Whenever a line in the data holds the string "Parameter", copy that line.
Top of Exercise data
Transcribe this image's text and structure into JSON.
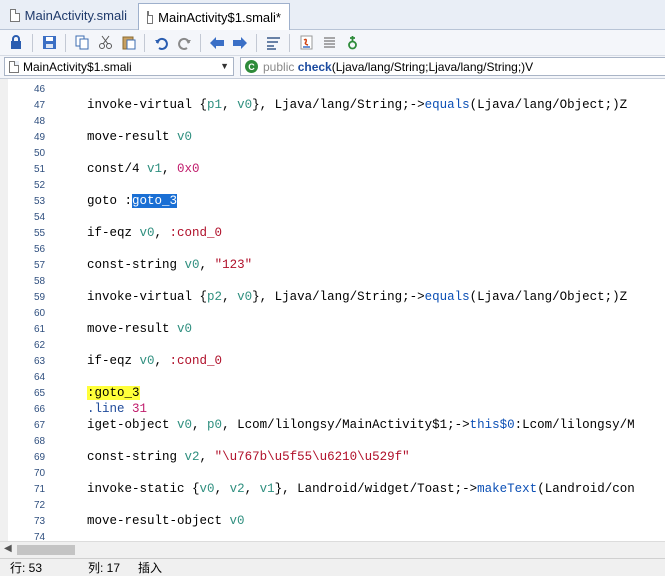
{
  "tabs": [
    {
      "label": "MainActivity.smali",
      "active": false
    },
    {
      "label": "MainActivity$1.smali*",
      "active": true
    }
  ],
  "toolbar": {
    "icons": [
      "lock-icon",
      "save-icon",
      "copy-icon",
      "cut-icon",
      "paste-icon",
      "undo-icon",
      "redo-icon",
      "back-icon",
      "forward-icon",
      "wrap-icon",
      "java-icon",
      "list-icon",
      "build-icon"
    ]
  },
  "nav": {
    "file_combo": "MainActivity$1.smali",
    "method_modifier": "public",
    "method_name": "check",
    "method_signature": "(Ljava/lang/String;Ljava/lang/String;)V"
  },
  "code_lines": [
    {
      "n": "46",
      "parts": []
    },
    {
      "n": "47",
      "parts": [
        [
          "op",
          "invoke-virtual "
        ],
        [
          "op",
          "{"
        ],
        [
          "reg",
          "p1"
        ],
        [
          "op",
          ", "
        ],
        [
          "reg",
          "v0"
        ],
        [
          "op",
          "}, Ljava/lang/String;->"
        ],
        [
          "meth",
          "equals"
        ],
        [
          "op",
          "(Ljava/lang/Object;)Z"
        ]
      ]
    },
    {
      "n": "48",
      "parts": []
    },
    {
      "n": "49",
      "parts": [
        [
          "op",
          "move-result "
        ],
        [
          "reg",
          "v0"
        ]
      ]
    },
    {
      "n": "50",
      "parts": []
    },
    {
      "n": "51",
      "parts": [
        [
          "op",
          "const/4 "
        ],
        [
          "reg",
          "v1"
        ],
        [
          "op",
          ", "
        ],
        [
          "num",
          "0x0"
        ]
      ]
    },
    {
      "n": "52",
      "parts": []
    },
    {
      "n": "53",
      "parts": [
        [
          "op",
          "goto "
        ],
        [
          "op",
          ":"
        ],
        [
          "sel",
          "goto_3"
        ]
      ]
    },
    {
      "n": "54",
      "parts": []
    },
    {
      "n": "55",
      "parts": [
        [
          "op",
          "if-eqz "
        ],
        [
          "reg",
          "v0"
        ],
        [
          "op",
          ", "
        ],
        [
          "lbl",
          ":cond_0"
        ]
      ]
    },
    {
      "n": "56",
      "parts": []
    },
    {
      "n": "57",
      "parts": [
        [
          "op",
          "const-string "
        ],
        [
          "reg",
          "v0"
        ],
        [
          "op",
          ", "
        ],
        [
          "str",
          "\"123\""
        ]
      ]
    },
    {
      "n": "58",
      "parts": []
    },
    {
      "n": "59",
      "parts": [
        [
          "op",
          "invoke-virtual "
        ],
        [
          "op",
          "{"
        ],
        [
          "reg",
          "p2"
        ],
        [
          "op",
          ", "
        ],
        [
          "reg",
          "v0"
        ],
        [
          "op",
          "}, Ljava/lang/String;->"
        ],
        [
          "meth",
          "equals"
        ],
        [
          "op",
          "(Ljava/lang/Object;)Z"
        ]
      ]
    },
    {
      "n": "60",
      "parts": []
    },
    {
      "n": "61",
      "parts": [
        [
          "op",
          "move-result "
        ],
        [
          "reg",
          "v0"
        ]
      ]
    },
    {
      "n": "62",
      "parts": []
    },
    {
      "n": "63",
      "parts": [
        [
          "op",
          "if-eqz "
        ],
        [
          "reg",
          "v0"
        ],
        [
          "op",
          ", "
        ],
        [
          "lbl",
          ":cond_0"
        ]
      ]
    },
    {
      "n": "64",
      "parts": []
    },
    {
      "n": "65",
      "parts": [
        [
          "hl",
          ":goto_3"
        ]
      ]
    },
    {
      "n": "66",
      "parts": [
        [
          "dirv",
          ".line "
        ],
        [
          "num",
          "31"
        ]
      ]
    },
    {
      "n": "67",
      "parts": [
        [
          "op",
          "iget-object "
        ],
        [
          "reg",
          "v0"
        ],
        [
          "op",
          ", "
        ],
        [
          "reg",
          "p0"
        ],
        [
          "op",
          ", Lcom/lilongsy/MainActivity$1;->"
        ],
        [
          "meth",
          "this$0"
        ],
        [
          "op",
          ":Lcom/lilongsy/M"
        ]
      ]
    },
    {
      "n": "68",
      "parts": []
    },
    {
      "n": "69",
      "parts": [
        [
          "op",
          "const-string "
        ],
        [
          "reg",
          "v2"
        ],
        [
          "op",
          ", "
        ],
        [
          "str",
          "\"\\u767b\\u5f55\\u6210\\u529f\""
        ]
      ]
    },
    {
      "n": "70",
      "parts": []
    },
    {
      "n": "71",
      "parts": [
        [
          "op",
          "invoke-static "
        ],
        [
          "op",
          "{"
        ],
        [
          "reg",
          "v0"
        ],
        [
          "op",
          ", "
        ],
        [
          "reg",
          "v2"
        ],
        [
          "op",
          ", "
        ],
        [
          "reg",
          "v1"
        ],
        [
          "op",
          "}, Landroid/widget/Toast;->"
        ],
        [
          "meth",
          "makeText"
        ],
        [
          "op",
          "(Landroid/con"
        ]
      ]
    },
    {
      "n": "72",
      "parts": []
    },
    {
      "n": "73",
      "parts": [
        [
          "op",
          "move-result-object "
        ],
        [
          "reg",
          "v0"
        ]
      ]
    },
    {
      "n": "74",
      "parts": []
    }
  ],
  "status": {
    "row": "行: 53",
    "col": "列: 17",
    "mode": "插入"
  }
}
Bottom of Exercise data
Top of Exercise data
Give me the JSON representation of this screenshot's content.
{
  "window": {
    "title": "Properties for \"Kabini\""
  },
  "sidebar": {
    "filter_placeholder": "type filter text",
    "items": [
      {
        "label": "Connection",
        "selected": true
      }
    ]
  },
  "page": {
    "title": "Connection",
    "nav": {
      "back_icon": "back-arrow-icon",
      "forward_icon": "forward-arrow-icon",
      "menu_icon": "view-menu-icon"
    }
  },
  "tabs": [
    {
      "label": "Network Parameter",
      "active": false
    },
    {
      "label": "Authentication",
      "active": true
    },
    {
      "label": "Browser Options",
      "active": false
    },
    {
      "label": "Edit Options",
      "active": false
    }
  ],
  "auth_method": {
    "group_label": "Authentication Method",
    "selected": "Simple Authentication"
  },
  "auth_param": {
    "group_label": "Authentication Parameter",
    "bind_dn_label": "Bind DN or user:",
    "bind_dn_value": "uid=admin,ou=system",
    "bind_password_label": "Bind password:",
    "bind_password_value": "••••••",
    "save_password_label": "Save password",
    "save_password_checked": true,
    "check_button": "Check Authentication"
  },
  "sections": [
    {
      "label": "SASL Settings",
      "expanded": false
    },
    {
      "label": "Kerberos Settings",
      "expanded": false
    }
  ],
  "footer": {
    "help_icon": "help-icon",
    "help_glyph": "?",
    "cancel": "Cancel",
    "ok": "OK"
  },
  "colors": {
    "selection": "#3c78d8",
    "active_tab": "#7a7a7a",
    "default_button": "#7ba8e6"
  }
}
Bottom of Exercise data
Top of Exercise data
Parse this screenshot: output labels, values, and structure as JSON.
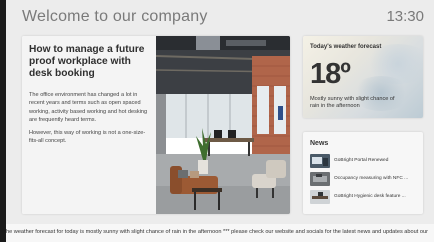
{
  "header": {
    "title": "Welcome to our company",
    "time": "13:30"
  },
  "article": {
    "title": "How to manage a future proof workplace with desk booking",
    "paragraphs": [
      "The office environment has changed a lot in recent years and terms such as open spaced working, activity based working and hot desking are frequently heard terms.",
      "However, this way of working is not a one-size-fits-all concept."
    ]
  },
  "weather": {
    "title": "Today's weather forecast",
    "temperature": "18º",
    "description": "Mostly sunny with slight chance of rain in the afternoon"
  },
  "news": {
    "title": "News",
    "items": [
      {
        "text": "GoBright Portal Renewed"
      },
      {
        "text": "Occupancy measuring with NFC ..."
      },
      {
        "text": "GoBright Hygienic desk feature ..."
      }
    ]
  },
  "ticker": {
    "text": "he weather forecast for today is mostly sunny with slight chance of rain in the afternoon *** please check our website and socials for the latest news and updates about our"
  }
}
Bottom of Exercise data
* Response to the task *
      "label": "Network Parameter",
    "group_label": "Authentication Parameter",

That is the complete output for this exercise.